> **GIVEN DATA**
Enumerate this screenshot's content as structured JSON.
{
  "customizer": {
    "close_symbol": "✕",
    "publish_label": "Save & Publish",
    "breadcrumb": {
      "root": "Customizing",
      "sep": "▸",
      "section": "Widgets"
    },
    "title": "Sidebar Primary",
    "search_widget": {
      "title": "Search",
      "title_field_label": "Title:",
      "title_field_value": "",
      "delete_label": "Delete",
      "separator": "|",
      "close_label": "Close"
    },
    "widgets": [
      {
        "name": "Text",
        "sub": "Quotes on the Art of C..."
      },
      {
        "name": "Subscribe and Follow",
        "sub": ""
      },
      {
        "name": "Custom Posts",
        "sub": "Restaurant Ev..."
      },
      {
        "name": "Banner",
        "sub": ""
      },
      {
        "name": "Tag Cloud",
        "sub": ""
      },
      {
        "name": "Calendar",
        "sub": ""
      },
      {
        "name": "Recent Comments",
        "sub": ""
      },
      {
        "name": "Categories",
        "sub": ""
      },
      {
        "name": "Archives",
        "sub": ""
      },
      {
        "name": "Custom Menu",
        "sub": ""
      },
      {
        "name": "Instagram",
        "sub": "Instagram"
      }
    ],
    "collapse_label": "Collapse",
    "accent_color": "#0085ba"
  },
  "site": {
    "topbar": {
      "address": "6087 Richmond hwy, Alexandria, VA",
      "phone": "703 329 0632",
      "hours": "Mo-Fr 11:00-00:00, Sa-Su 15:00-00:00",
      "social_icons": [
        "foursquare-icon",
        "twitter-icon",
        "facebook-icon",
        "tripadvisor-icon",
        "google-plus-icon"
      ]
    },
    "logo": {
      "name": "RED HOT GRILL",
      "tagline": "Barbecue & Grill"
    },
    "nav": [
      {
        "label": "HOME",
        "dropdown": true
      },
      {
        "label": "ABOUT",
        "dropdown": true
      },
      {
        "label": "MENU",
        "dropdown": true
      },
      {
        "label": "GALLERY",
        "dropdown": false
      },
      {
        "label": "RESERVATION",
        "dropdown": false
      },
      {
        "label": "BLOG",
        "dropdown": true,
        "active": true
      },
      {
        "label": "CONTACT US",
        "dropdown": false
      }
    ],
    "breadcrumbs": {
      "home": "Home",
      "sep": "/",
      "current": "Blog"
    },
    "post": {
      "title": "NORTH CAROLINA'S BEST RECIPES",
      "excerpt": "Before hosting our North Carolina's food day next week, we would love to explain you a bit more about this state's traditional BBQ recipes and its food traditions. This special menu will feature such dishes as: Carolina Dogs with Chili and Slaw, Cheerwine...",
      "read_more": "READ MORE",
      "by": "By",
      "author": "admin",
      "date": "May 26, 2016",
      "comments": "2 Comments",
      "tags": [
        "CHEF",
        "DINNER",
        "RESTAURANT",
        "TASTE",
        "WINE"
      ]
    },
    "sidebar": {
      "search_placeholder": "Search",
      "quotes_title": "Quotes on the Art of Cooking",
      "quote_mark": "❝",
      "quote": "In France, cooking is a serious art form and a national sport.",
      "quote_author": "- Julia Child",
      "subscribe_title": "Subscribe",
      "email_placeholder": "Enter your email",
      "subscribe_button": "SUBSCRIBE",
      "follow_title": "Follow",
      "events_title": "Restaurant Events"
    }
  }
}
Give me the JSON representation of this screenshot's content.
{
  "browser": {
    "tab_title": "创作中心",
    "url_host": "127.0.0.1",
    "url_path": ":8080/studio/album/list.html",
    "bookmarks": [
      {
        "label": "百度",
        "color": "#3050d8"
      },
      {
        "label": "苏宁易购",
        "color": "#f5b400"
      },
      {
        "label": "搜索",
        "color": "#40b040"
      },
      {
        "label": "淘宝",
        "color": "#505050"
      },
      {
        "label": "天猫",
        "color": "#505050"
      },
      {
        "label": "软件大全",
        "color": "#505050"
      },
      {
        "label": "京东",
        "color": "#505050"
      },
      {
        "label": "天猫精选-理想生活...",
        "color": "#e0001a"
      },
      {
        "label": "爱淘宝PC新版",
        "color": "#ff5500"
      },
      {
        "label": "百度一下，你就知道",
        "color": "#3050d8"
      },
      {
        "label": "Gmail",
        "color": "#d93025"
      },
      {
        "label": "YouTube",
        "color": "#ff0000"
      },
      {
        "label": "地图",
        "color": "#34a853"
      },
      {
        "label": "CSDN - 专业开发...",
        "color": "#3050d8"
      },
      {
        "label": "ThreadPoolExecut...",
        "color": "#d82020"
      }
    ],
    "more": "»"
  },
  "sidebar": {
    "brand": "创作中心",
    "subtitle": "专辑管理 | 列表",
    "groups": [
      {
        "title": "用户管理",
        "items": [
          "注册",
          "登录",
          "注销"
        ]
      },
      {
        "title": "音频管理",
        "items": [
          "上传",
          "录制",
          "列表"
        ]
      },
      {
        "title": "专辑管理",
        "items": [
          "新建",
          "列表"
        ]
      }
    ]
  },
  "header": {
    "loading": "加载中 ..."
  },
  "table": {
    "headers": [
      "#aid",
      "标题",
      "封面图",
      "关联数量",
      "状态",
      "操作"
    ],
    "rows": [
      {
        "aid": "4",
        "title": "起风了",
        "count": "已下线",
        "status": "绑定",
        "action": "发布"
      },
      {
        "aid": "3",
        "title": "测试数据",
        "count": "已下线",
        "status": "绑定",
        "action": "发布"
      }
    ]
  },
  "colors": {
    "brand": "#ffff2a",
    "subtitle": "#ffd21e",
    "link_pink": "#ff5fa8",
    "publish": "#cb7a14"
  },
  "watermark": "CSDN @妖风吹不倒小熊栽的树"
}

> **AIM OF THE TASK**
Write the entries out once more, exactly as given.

> **ANSWER FOR THE TASK**
Enumerate this screenshot's content as structured JSON.
{
  "customizer": {
    "close_symbol": "✕",
    "publish_label": "Save & Publish",
    "breadcrumb": {
      "root": "Customizing",
      "sep": "▸",
      "section": "Widgets"
    },
    "title": "Sidebar Primary",
    "search_widget": {
      "title": "Search",
      "title_field_label": "Title:",
      "title_field_value": "",
      "delete_label": "Delete",
      "separator": "|",
      "close_label": "Close"
    },
    "widgets": [
      {
        "name": "Text",
        "sub": "Quotes on the Art of C..."
      },
      {
        "name": "Subscribe and Follow",
        "sub": ""
      },
      {
        "name": "Custom Posts",
        "sub": "Restaurant Ev..."
      },
      {
        "name": "Banner",
        "sub": ""
      },
      {
        "name": "Tag Cloud",
        "sub": ""
      },
      {
        "name": "Calendar",
        "sub": ""
      },
      {
        "name": "Recent Comments",
        "sub": ""
      },
      {
        "name": "Categories",
        "sub": ""
      },
      {
        "name": "Archives",
        "sub": ""
      },
      {
        "name": "Custom Menu",
        "sub": ""
      },
      {
        "name": "Instagram",
        "sub": "Instagram"
      }
    ],
    "collapse_label": "Collapse",
    "accent_color": "#0085ba"
  },
  "site": {
    "topbar": {
      "address": "6087 Richmond hwy, Alexandria, VA",
      "phone": "703 329 0632",
      "hours": "Mo-Fr 11:00-00:00, Sa-Su 15:00-00:00",
      "social_icons": [
        "foursquare-icon",
        "twitter-icon",
        "facebook-icon",
        "tripadvisor-icon",
        "google-plus-icon"
      ]
    },
    "logo": {
      "name": "RED HOT GRILL",
      "tagline": "Barbecue & Grill"
    },
    "nav": [
      {
        "label": "HOME",
        "dropdown": true
      },
      {
        "label": "ABOUT",
        "dropdown": true
      },
      {
        "label": "MENU",
        "dropdown": true
      },
      {
        "label": "GALLERY",
        "dropdown": false
      },
      {
        "label": "RESERVATION",
        "dropdown": false
      },
      {
        "label": "BLOG",
        "dropdown": true,
        "active": true
      },
      {
        "label": "CONTACT US",
        "dropdown": false
      }
    ],
    "breadcrumbs": {
      "home": "Home",
      "sep": "/",
      "current": "Blog"
    },
    "post": {
      "title": "NORTH CAROLINA'S BEST RECIPES",
      "excerpt": "Before hosting our North Carolina's food day next week, we would love to explain you a bit more about this state's traditional BBQ recipes and its food traditions. This special menu will feature such dishes as: Carolina Dogs with Chili and Slaw, Cheerwine...",
      "read_more": "READ MORE",
      "by": "By",
      "author": "admin",
      "date": "May 26, 2016",
      "comments": "2 Comments",
      "tags": [
        "CHEF",
        "DINNER",
        "RESTAURANT",
        "TASTE",
        "WINE"
      ]
    },
    "sidebar": {
      "search_placeholder": "Search",
      "quotes_title": "Quotes on the Art of Cooking",
      "quote_mark": "❝",
      "quote": "In France, cooking is a serious art form and a national sport.",
      "quote_author": "- Julia Child",
      "subscribe_title": "Subscribe",
      "email_placeholder": "Enter your email",
      "subscribe_button": "SUBSCRIBE",
      "follow_title": "Follow",
      "events_title": "Restaurant Events"
    }
  }
}
Give me the JSON representation of this screenshot's content.
{
  "browser": {
    "tab_title": "创作中心",
    "url_host": "127.0.0.1",
    "url_path": ":8080/studio/album/list.html",
    "bookmarks": [
      {
        "label": "百度",
        "color": "#3050d8"
      },
      {
        "label": "苏宁易购",
        "color": "#f5b400"
      },
      {
        "label": "搜索",
        "color": "#40b040"
      },
      {
        "label": "淘宝",
        "color": "#505050"
      },
      {
        "label": "天猫",
        "color": "#505050"
      },
      {
        "label": "软件大全",
        "color": "#505050"
      },
      {
        "label": "京东",
        "color": "#505050"
      },
      {
        "label": "天猫精选-理想生活...",
        "color": "#e0001a"
      },
      {
        "label": "爱淘宝PC新版",
        "color": "#ff5500"
      },
      {
        "label": "百度一下，你就知道",
        "color": "#3050d8"
      },
      {
        "label": "Gmail",
        "color": "#d93025"
      },
      {
        "label": "YouTube",
        "color": "#ff0000"
      },
      {
        "label": "地图",
        "color": "#34a853"
      },
      {
        "label": "CSDN - 专业开发...",
        "color": "#3050d8"
      },
      {
        "label": "ThreadPoolExecut...",
        "color": "#d82020"
      }
    ],
    "more": "»"
  },
  "sidebar": {
    "brand": "创作中心",
    "subtitle": "专辑管理 | 列表",
    "groups": [
      {
        "title": "用户管理",
        "items": [
          "注册",
          "登录",
          "注销"
        ]
      },
      {
        "title": "音频管理",
        "items": [
          "上传",
          "录制",
          "列表"
        ]
      },
      {
        "title": "专辑管理",
        "items": [
          "新建",
          "列表"
        ]
      }
    ]
  },
  "header": {
    "loading": "加载中 ..."
  },
  "table": {
    "headers": [
      "#aid",
      "标题",
      "封面图",
      "关联数量",
      "状态",
      "操作"
    ],
    "rows": [
      {
        "aid": "4",
        "title": "起风了",
        "count": "已下线",
        "status": "绑定",
        "action": "发布"
      },
      {
        "aid": "3",
        "title": "测试数据",
        "count": "已下线",
        "status": "绑定",
        "action": "发布"
      }
    ]
  },
  "colors": {
    "brand": "#ffff2a",
    "subtitle": "#ffd21e",
    "link_pink": "#ff5fa8",
    "publish": "#cb7a14"
  },
  "watermark": "CSDN @妖风吹不倒小熊栽的树"
}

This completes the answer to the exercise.